But in some occasions, an ISO can't be tested this way, because it contains changes that affects the "set up an old Tails", like changes in the Persistence Assistant, the Greeter, the Tails Installer or in syslinux.

So we may need a way to encode in the Git repo that a given branch needs to use the same value than $ISO rather than the last release as $OLD_ISO. We could use the same kind of trick than for the APT_overlay feature: having a file in config/ci.d/ that if present shows that this is the case. OTOH, we may need something a bit more complex than a simple boolean flag. So we may rather want to check the content of a file.

But this brings concerns about the merge of the base branch in the feature branch and how to handle conflicts.
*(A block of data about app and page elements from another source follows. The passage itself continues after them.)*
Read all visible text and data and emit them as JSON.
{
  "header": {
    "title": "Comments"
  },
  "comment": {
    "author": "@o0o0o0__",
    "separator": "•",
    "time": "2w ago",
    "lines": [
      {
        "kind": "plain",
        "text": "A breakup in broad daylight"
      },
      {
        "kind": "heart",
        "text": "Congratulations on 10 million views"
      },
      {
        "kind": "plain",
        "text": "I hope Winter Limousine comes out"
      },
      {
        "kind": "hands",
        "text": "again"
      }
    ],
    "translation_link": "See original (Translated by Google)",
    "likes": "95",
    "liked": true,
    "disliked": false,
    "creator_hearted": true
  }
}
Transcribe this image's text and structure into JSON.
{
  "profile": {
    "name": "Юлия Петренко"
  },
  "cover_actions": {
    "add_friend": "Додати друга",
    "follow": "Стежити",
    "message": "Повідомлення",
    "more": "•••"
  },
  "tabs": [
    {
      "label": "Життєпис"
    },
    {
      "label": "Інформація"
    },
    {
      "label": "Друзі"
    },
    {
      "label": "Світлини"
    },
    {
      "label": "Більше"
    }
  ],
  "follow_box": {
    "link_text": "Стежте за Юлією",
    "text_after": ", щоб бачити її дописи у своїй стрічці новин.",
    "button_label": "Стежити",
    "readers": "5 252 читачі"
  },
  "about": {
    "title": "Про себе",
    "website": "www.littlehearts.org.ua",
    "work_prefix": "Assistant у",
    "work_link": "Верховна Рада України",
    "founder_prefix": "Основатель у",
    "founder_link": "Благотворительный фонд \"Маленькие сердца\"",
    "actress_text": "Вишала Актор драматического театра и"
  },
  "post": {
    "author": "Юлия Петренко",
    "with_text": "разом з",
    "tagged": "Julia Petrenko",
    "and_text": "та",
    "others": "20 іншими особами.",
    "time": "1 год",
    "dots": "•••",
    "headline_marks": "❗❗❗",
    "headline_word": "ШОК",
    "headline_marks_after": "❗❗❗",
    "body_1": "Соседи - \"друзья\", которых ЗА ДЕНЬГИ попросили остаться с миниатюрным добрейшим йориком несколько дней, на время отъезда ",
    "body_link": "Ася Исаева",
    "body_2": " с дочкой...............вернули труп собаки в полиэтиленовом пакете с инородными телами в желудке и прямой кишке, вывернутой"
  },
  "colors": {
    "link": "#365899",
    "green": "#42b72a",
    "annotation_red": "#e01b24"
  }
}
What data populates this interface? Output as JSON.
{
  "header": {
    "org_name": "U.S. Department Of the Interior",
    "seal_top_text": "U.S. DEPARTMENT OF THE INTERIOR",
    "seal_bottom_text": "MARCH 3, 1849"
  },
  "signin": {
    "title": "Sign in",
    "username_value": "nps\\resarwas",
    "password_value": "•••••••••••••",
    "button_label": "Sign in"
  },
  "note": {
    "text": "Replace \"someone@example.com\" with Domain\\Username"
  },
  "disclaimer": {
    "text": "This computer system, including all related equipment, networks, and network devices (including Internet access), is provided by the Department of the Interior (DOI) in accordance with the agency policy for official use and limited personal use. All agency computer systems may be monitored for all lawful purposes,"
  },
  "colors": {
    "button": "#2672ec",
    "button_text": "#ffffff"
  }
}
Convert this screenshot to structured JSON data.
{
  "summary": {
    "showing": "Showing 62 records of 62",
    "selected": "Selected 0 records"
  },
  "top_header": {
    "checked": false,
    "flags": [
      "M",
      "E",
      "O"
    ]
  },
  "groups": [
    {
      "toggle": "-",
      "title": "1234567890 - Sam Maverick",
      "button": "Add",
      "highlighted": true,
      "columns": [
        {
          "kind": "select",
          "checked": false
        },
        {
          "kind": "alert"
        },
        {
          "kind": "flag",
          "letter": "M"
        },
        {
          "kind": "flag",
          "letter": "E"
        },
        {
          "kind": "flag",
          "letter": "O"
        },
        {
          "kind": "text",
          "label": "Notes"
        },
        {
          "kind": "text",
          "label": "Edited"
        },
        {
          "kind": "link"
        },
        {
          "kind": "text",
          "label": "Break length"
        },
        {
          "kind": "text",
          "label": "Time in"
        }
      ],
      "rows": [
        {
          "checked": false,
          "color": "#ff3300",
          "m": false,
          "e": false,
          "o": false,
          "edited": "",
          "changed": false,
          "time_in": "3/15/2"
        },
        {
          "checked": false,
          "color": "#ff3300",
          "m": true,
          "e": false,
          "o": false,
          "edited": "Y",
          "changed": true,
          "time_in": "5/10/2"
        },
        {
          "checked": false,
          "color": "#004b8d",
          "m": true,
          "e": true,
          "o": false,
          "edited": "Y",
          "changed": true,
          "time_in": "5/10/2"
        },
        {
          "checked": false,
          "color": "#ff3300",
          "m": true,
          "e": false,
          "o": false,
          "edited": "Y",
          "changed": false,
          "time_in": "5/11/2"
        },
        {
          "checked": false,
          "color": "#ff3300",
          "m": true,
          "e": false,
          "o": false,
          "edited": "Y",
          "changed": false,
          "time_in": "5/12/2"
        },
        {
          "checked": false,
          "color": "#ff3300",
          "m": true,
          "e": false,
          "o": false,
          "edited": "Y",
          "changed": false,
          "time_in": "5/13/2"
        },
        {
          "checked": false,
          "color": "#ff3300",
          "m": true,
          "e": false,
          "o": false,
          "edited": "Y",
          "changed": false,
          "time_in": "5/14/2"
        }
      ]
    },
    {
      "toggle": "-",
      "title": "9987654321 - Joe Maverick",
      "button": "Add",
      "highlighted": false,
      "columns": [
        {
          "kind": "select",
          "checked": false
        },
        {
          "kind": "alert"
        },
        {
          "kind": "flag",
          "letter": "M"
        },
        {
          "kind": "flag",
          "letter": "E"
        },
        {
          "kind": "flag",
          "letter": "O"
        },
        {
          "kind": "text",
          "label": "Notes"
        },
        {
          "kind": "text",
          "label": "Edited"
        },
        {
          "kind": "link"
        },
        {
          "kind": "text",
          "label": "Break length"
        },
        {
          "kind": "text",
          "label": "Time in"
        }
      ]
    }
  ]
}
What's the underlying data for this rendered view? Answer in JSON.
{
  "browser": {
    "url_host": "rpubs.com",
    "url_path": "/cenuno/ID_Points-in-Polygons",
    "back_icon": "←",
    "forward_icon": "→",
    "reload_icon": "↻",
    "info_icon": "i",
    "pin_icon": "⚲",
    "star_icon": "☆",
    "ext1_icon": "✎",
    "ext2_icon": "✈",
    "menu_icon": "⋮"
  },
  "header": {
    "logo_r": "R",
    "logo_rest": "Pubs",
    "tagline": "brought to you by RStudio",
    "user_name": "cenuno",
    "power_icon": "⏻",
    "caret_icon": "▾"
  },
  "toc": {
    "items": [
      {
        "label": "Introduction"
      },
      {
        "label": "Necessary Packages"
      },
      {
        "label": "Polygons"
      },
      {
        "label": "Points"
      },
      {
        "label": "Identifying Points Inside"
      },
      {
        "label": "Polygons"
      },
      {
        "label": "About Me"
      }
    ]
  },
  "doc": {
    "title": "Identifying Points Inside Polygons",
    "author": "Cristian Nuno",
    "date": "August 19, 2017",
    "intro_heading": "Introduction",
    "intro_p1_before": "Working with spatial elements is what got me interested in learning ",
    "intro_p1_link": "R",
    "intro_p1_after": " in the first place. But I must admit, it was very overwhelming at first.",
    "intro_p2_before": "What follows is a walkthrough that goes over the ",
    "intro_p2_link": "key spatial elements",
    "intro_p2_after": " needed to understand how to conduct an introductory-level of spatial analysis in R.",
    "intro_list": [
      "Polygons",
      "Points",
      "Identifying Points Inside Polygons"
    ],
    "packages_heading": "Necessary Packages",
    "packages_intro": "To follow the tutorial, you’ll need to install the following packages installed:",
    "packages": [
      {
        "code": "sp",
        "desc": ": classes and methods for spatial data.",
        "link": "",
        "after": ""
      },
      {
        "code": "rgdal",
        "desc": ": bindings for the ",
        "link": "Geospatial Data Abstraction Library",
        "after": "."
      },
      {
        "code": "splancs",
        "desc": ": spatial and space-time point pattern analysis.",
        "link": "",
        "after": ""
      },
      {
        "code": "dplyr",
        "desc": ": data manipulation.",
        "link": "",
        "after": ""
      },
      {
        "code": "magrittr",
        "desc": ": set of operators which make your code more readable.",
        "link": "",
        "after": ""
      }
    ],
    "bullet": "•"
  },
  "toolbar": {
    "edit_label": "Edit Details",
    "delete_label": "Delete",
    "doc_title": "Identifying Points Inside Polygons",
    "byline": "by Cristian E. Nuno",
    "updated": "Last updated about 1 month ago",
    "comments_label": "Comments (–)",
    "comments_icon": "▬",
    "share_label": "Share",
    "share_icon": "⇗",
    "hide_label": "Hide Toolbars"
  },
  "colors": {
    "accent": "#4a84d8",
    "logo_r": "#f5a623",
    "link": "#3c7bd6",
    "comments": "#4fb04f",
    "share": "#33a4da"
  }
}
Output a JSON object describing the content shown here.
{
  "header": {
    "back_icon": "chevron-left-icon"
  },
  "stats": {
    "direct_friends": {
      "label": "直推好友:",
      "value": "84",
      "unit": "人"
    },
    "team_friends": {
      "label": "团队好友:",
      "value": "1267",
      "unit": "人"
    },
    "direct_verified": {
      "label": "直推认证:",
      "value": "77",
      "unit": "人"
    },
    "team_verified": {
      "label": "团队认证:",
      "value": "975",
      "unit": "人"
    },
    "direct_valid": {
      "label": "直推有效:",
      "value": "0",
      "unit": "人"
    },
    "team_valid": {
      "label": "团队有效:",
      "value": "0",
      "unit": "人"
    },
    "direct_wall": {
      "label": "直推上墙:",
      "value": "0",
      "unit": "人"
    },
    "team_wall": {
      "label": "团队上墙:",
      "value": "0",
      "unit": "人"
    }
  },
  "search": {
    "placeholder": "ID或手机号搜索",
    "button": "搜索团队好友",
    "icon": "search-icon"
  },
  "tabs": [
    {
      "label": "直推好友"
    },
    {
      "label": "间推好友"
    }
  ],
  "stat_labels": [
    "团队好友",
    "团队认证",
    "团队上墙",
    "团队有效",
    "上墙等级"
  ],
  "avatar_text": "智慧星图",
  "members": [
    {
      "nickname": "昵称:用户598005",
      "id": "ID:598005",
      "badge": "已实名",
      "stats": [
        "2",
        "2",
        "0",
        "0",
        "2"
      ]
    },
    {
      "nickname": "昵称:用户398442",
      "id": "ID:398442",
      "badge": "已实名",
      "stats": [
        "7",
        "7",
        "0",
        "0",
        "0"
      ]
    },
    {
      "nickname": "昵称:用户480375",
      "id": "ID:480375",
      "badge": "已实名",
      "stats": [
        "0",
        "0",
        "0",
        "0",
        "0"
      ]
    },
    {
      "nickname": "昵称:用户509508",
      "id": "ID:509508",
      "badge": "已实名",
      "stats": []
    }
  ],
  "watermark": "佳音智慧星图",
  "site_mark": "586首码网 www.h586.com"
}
Note that at testing time, we'll have to merge the base branch before we look at that config setting (because for some reason the base branch might itself require old ISO = same).

Another option that could be considered, using existing code in the repo: use the OLD_TAILS_ISO flag present in config/default.yml: when we release we set its value to the released ISO, and for some branch that need it we empty this variable so that the test use the same ISO for both --old-iso and --iso.

In the end, we will by default use the same ISO for both --old-iso and --iso, except for the branches used to prepare releases (devel and stable), so that we know if the upgrades are broken long before the next release.

Retrieving the ISOs for the test

We'll need a way to retrieve the different ISO needed for the test.

For the ISO related to the upstream build job, this shouln't be a problem with #9597. We can get it with either wget, or a python script using python-jenkins. That was the point of this ticket.

For the last release ISO, we have several means:

  • Using wget to get them from This website is password protected, but we could set up another private vhost for the isotesters.
  • Using the git-annex repo directly.

We'll use the first one, as it's easier to implement.